While a variety of water softener salts are available, they can be broken down into two primary categories: sodium chloride and potassium chloride. In terms of function, they both operate the same way during the water softening process.

Here’s how it works: Calcium and magnesium, the two minerals that create hard water, are positively charged. Water softeners run hard water through a mineral tank containing resin beads that are negatively charged. As opposites attract, these beads bind to the positive ions of the minerals and replace them with the positively charged ions.

Here’s the simple difference: The negative ions that regenerate the resin beads and are released into the water are either potassium or sodium, depending upon which salt type you choose.

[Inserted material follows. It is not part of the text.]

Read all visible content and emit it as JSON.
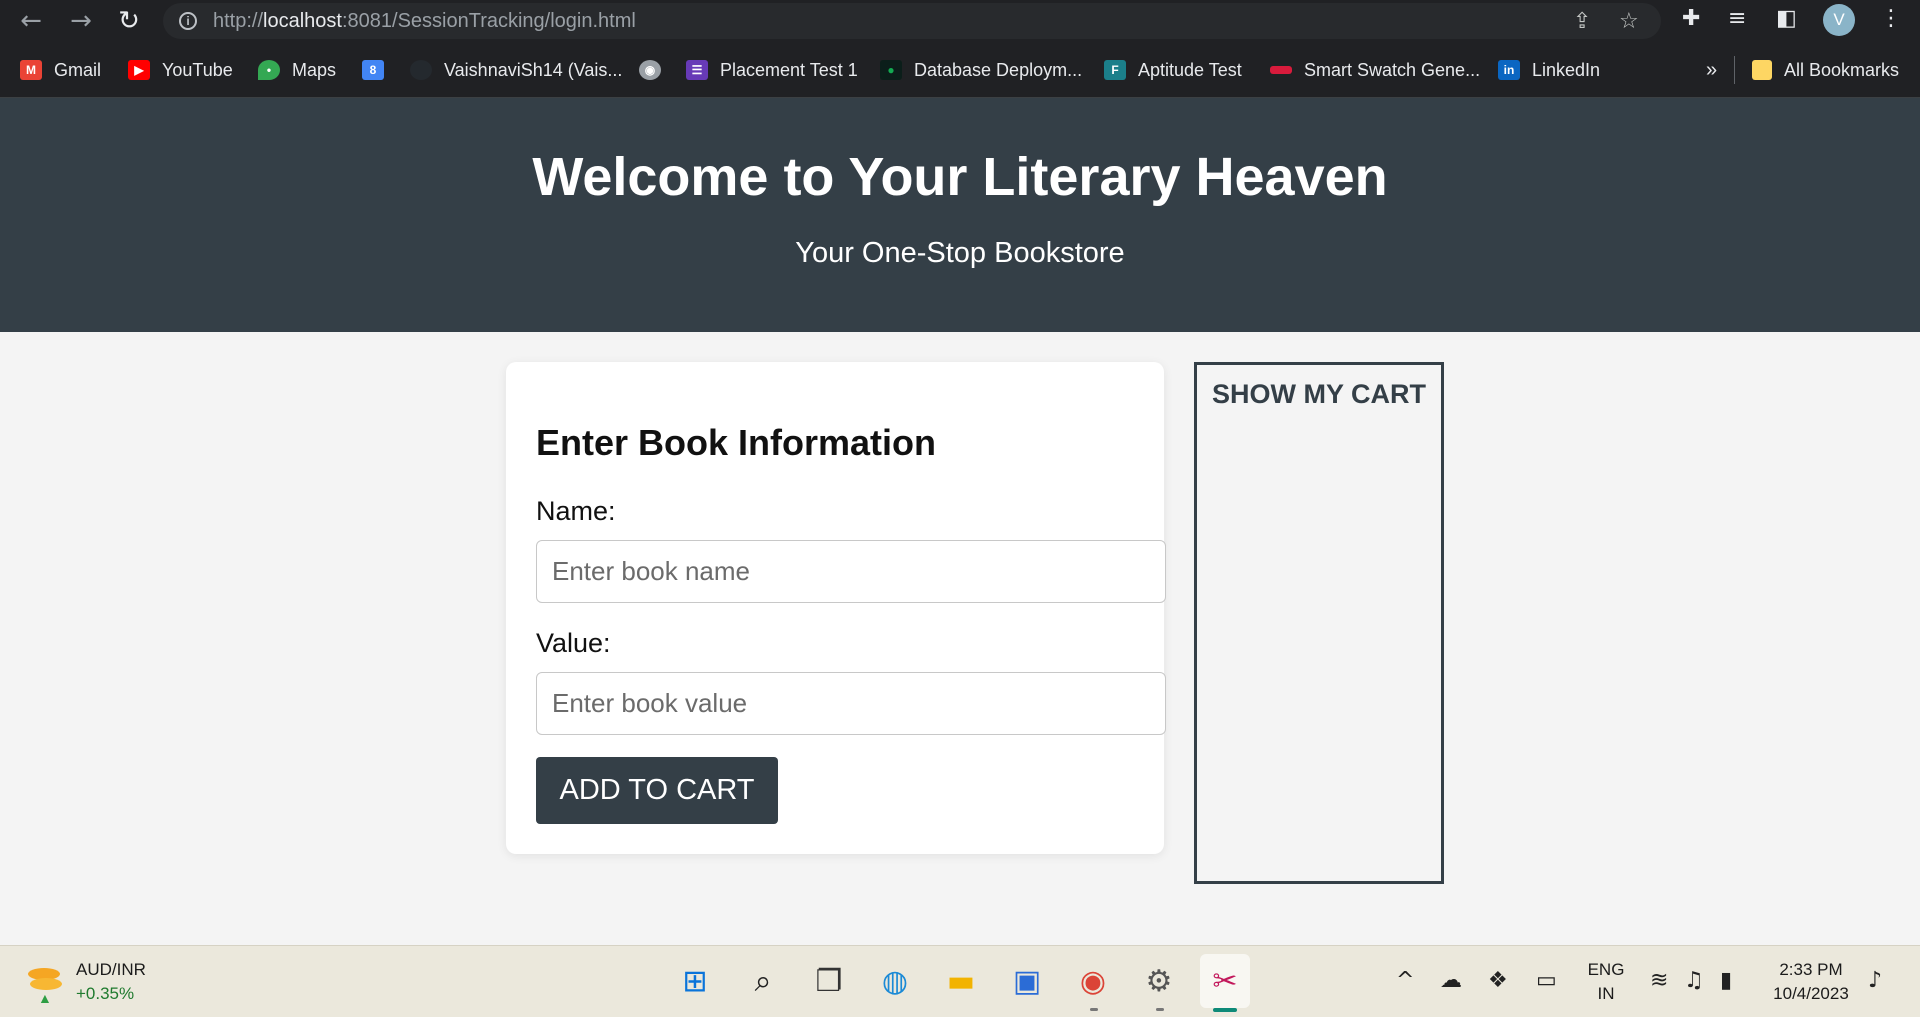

Differences and Considerations

Both sodium chloride and potassium chloride are naturally occurring minerals. However, there are a few key differences to consider when choosing which to buy for your home.


Unsurprisingly, this is the top factor for most consumers, especially for large households using a lot of water (thus a lot of salt as well). Potassium chloride costs more as it’s more difficult to harvest, although prices can vary greatly for sodium chloride based on purity level and harvesting methods (more environmentally friendly methods requiring more labor and costs).


While our bodies require some sodium to function, the U.S. Food and Drug Administration (FDA) recommends that we limit our daily intake to 2,300 milligrams per day. Individuals with high blood pressure should especially avoid extra sodium, and thus opt for potassium-based salts for their water softener.


Sodium chloride water softeners produce sodium-rich waste water that can be harmful to the environment. As potassium is an important nutrient for plants and flowers, potassium chloride marks the eco-friendly choice.

There’s no universal answer when it comes to which salt to use, but understanding the differences between the primary types of water softener salt will help. In the end, it will come down to what’s most important to you as far as cost, health needs, and environmental effects. Use this guide to aid in your decision.

Robillard Plumbing offers professional water softener installation and repairs, along with a full range of plumbing services and products. Contact us to learn more.

Read More